[Provided data — start]
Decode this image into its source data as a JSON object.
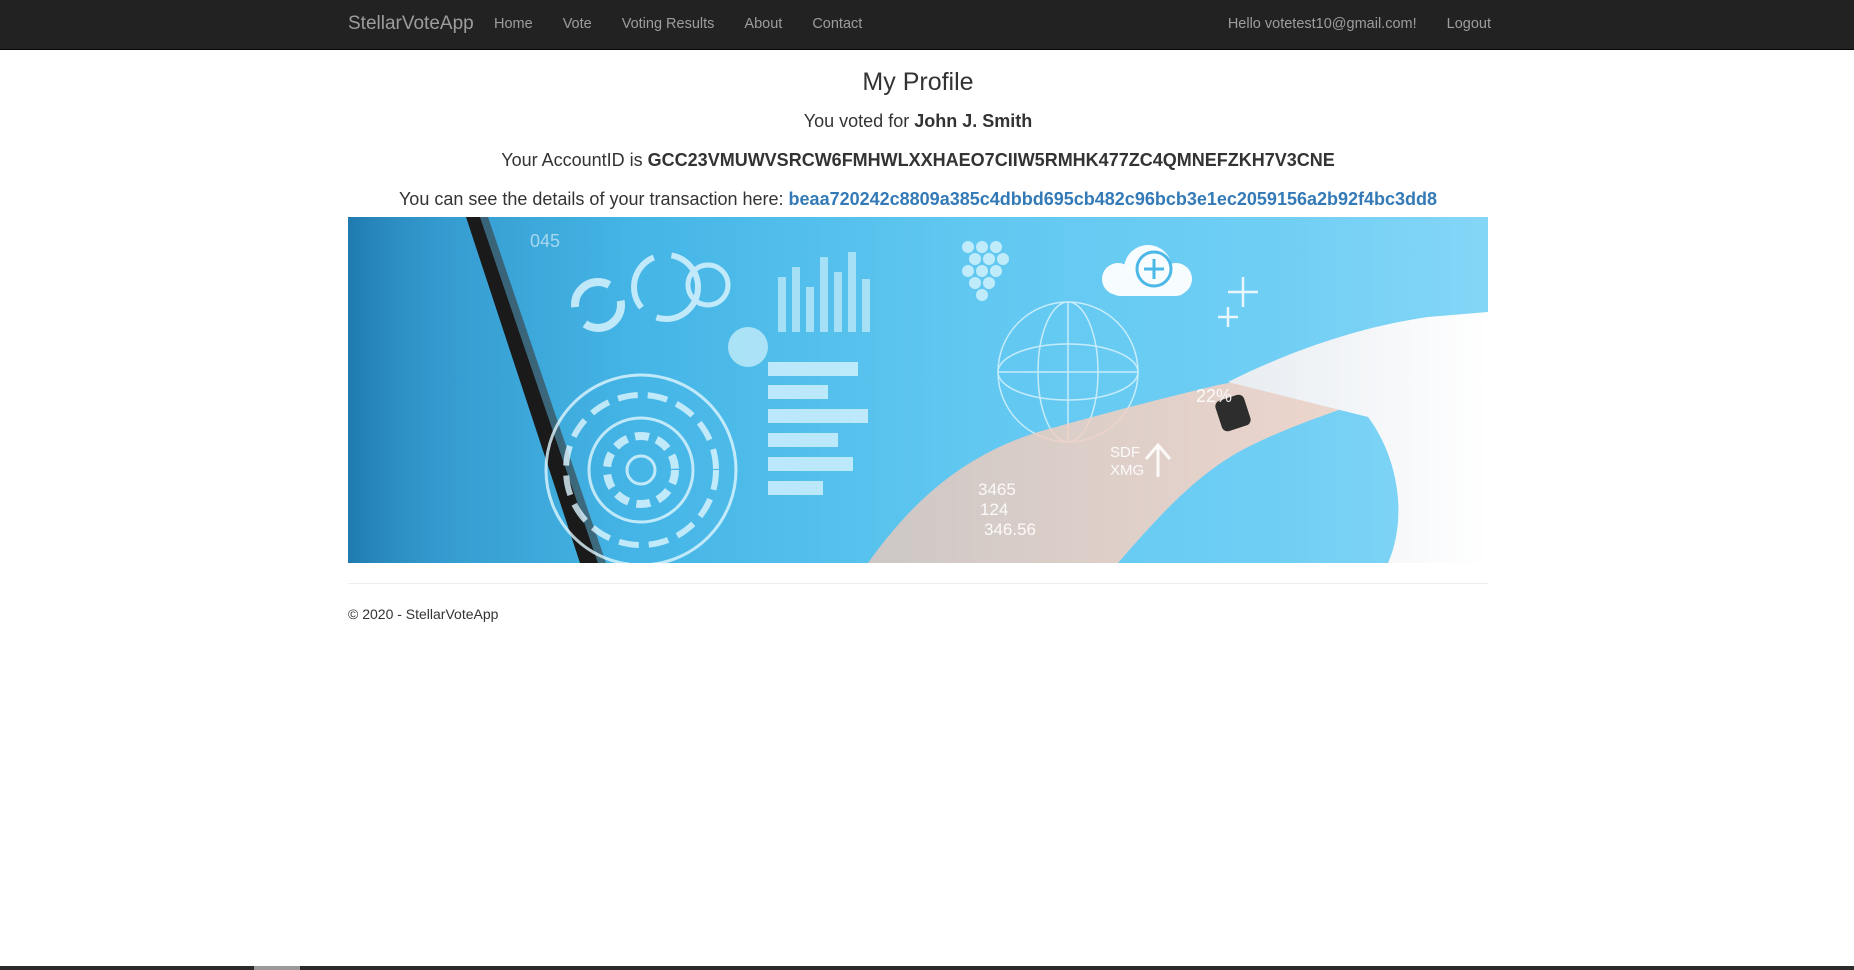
{
  "navbar": {
    "brand": "StellarVoteApp",
    "items": [
      {
        "label": "Home"
      },
      {
        "label": "Vote"
      },
      {
        "label": "Voting Results"
      },
      {
        "label": "About"
      },
      {
        "label": "Contact"
      }
    ],
    "user_greeting": "Hello votetest10@gmail.com!",
    "logout_label": "Logout"
  },
  "profile": {
    "title": "My Profile",
    "voted_prefix": "You voted for ",
    "voted_candidate": "John J. Smith",
    "account_prefix": "Your AccountID is ",
    "account_id": "GCC23VMUWVSRCW6FMHWLXXHAEO7CIIW5RMHK477ZC4QMNEFZKH7V3CNE",
    "tx_prefix": "You can see the details of your transaction here: ",
    "tx_hash": "beaa720242c8809a385c4dbbd695cb482c96bcb3e1ec2059156a2b92f4bc3dd8"
  },
  "banner": {
    "overlay_numbers": [
      "22%",
      "SDF",
      "XMG",
      "3465",
      "124",
      "346.56",
      "045"
    ]
  },
  "footer": {
    "text": "© 2020 - StellarVoteApp"
  },
  "colors": {
    "navbar_bg": "#222222",
    "nav_text": "#9d9d9d",
    "link": "#337ab7",
    "banner_blue": "#61c8f1"
  }
}
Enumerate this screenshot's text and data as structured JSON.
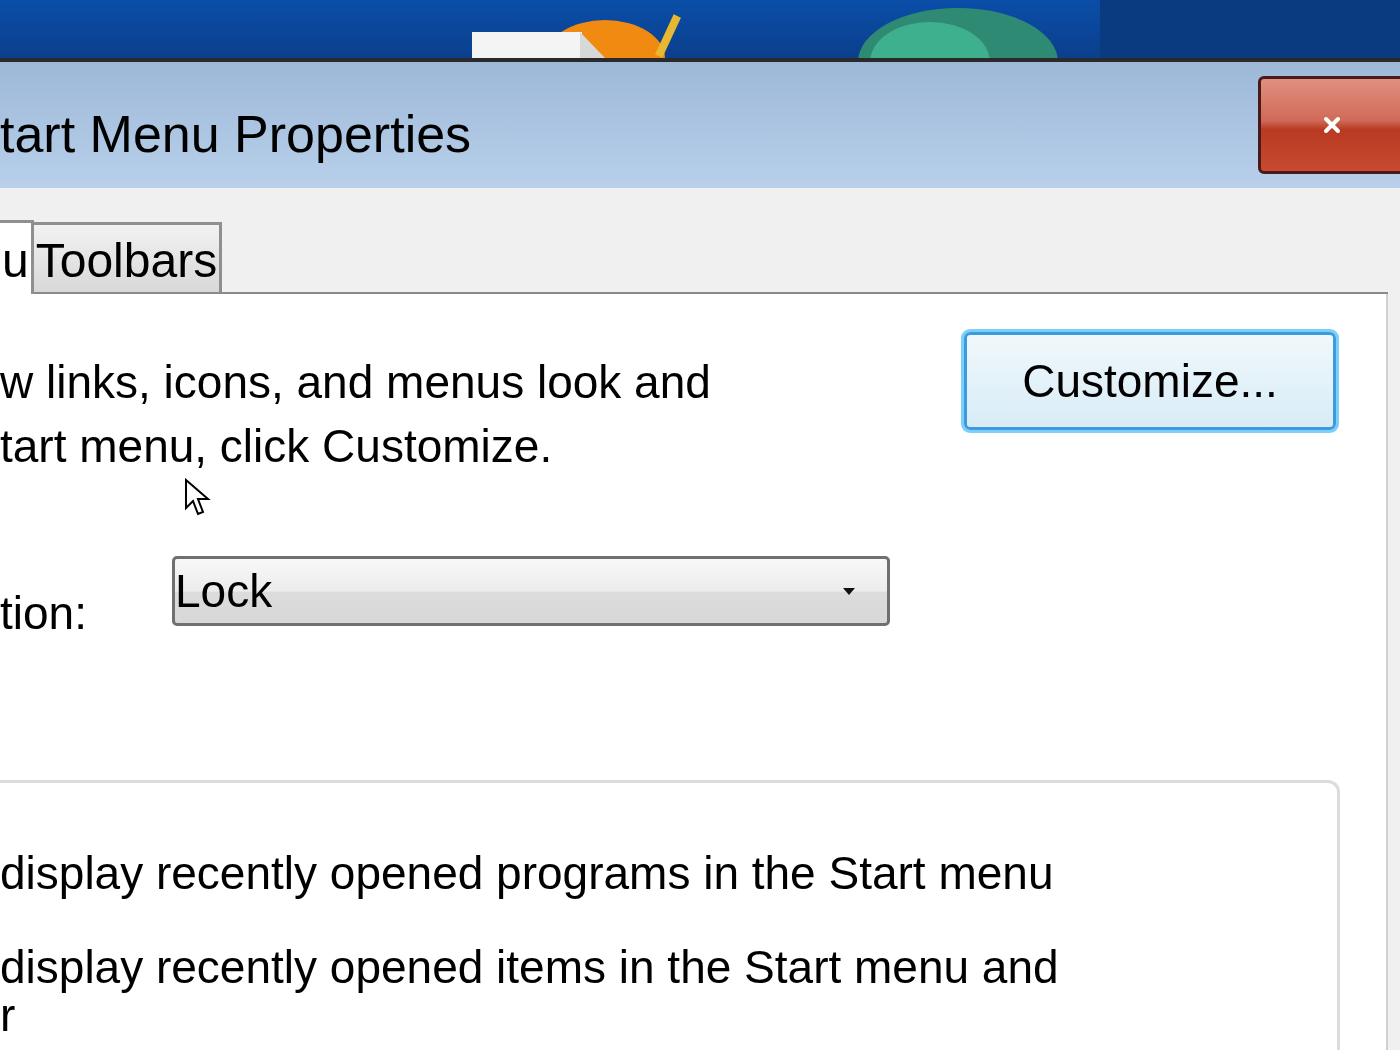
{
  "window": {
    "title": "tart Menu Properties"
  },
  "tabs": [
    {
      "label": "u",
      "selected": true
    },
    {
      "label": "Toolbars",
      "selected": false
    }
  ],
  "start_menu": {
    "description_lines": [
      "w links, icons, and menus look and",
      "tart menu, click Customize."
    ],
    "customize_button": {
      "label": "Customize...",
      "focused": true
    }
  },
  "power_button_action": {
    "label": "tion:",
    "value": "Lock"
  },
  "privacy": {
    "items": [
      {
        "lines": [
          "display recently opened programs in the Start menu"
        ]
      },
      {
        "lines": [
          "display recently opened items in the Start menu and",
          "r"
        ]
      }
    ]
  }
}
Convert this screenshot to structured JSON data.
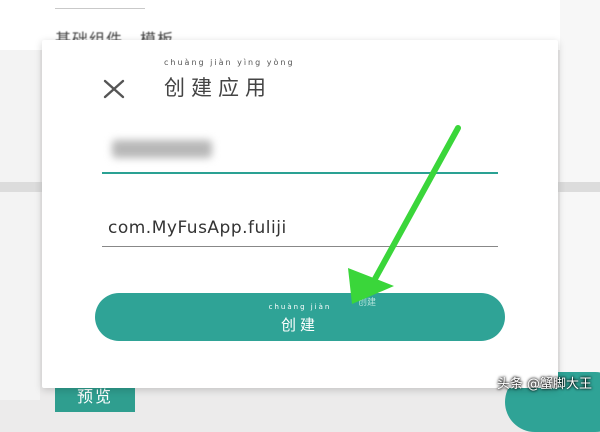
{
  "background": {
    "top_text": "基础组件、模板",
    "bottom_button_label": "预览"
  },
  "dialog": {
    "close_icon": "close-icon",
    "title": "创建应用",
    "title_pinyin": "chuàng jiàn yìng yòng",
    "app_name_value": "",
    "package_name_value": "com.MyFusApp.fuliji",
    "create_button": {
      "label": "创建",
      "pinyin": "chuàng jiàn",
      "ghost_text": "创建"
    }
  },
  "annotation": {
    "type": "arrow",
    "color": "#3ad63a"
  },
  "watermark": "头条 @蟹脚大王",
  "colors": {
    "accent": "#2fa396",
    "underline_active": "#2aa193",
    "arrow": "#3ad63a"
  }
}
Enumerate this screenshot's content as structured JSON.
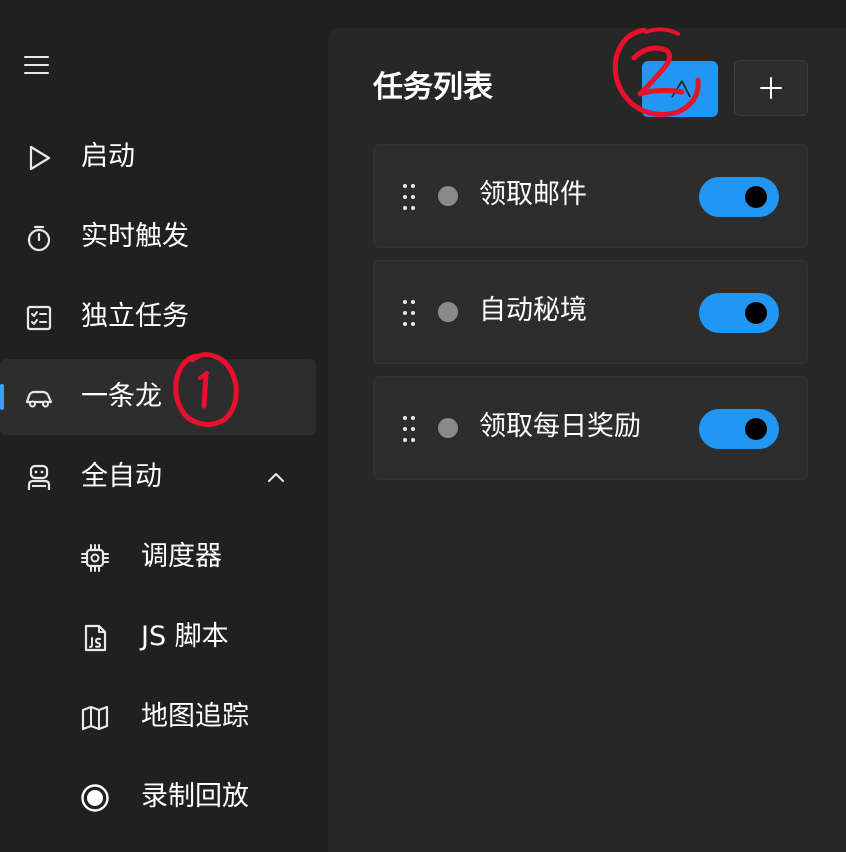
{
  "sidebar": {
    "items": [
      {
        "label": "启动",
        "icon": "play-icon",
        "active": false
      },
      {
        "label": "实时触发",
        "icon": "stopwatch-icon",
        "active": false
      },
      {
        "label": "独立任务",
        "icon": "checklist-icon",
        "active": false
      },
      {
        "label": "一条龙",
        "icon": "car-icon",
        "active": true
      },
      {
        "label": "全自动",
        "icon": "robot-icon",
        "active": false,
        "expanded": true
      }
    ],
    "sub_items": [
      {
        "label": "调度器",
        "icon": "chip-icon"
      },
      {
        "label": "JS 脚本",
        "icon": "js-file-icon"
      },
      {
        "label": "地图追踪",
        "icon": "map-icon"
      },
      {
        "label": "录制回放",
        "icon": "record-icon"
      }
    ]
  },
  "main": {
    "title": "任务列表",
    "tasks": [
      {
        "name": "领取邮件",
        "enabled": true
      },
      {
        "name": "自动秘境",
        "enabled": true
      },
      {
        "name": "领取每日奖励",
        "enabled": true
      }
    ]
  },
  "annotations": {
    "marker_1": "1",
    "marker_2": "2"
  },
  "colors": {
    "accent": "#2196f3",
    "sidebar_bg": "#202020",
    "main_bg": "#272727",
    "card_bg": "#2d2d2d",
    "annotation": "#e8102a"
  }
}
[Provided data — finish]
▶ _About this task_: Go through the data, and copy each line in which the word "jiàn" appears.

▶ _Output below_:
    "title_pinyin": "chuàng jiàn yìng yòng",
      "pinyin": "chuàng jiàn",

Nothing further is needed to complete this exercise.